makes the department incredibly successful at raising contributed income for
the organization.

To become the leader I aim to
be someday, I know that there are several areas that need my attention. I need
to work on portraying extroverted qualities in the workplace. This means networking
and starting conversations with people. I can prepare for this by coming up
with elevator pitches and coming up with good ways to start business conversations.
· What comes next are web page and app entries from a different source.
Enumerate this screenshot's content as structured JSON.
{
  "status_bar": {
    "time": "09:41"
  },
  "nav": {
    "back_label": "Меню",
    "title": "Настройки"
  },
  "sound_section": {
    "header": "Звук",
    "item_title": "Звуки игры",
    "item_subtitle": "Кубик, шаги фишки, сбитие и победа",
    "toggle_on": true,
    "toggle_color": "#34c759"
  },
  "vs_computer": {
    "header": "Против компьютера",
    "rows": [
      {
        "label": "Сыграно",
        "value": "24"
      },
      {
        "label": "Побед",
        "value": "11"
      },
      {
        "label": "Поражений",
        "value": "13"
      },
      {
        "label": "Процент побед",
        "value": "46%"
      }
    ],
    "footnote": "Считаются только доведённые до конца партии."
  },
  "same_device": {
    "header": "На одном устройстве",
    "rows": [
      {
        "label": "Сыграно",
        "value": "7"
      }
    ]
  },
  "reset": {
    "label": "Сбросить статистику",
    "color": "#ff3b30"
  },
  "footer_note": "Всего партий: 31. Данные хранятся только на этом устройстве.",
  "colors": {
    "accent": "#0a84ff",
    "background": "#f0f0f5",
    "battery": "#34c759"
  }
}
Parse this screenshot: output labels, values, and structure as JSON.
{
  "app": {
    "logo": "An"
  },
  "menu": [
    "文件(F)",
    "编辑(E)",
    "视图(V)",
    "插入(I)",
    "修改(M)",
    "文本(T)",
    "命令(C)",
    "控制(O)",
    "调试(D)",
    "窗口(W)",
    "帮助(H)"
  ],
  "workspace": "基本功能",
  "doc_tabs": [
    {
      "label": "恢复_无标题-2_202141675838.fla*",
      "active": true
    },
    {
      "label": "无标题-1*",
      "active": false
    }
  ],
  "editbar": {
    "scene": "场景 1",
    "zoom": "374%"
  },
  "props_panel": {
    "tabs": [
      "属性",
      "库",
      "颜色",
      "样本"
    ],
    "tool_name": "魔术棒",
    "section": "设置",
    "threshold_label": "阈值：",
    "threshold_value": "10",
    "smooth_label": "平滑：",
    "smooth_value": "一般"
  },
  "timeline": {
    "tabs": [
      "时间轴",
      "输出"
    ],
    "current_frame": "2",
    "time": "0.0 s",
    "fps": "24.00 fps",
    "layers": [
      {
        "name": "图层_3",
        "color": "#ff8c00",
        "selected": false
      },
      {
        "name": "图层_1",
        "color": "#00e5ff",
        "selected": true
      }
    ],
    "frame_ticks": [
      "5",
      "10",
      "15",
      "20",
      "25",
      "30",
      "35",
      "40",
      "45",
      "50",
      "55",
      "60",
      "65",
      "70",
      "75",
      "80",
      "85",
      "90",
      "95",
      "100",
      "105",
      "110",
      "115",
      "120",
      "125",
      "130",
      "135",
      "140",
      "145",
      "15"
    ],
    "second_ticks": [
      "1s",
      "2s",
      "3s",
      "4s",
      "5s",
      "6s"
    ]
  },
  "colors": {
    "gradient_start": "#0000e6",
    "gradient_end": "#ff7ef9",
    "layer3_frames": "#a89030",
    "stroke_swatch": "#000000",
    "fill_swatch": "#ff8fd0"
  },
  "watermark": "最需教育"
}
I should be more vocal in my thoughts and beliefs, and be more confident that I
have good ideas that should be shared with people I work with. I need to
embrace criticism, knowing that it is not personal. I can work to be more
empathetic and act more genuinely towards people in the workplace. Proactively seeking
feedback and assessment from my supervisors and colleagues will allow me to see
how others view my skills in the workplace. There are several actions I can
take while in the MBA program to develop certain parts of my personality. I
should participate in class discussions more often and ask questions I have
instead of hiding in the back of the class. I can work on my extroversion by introducing
myself to others in my classes.

In conclusion, I have found
that my scores were inconsistent between the four tests. I have scored somewhere
in the middle of several categories in the tests as well. Perhaps this means that
I act differently based on the situation and context, or that I score highly in
one aspect of the category but not another. Overall, introversion and work-related
stress are two weaknesses that I can work to improve. Assessing these results
has given me a better idea as to how I work with people, and how others see me.

I will apply what I have learned in my classes and in my work at the Cincinnati
Symphony Orchestra. This will help me become the successful and influential
leader I aspire to be.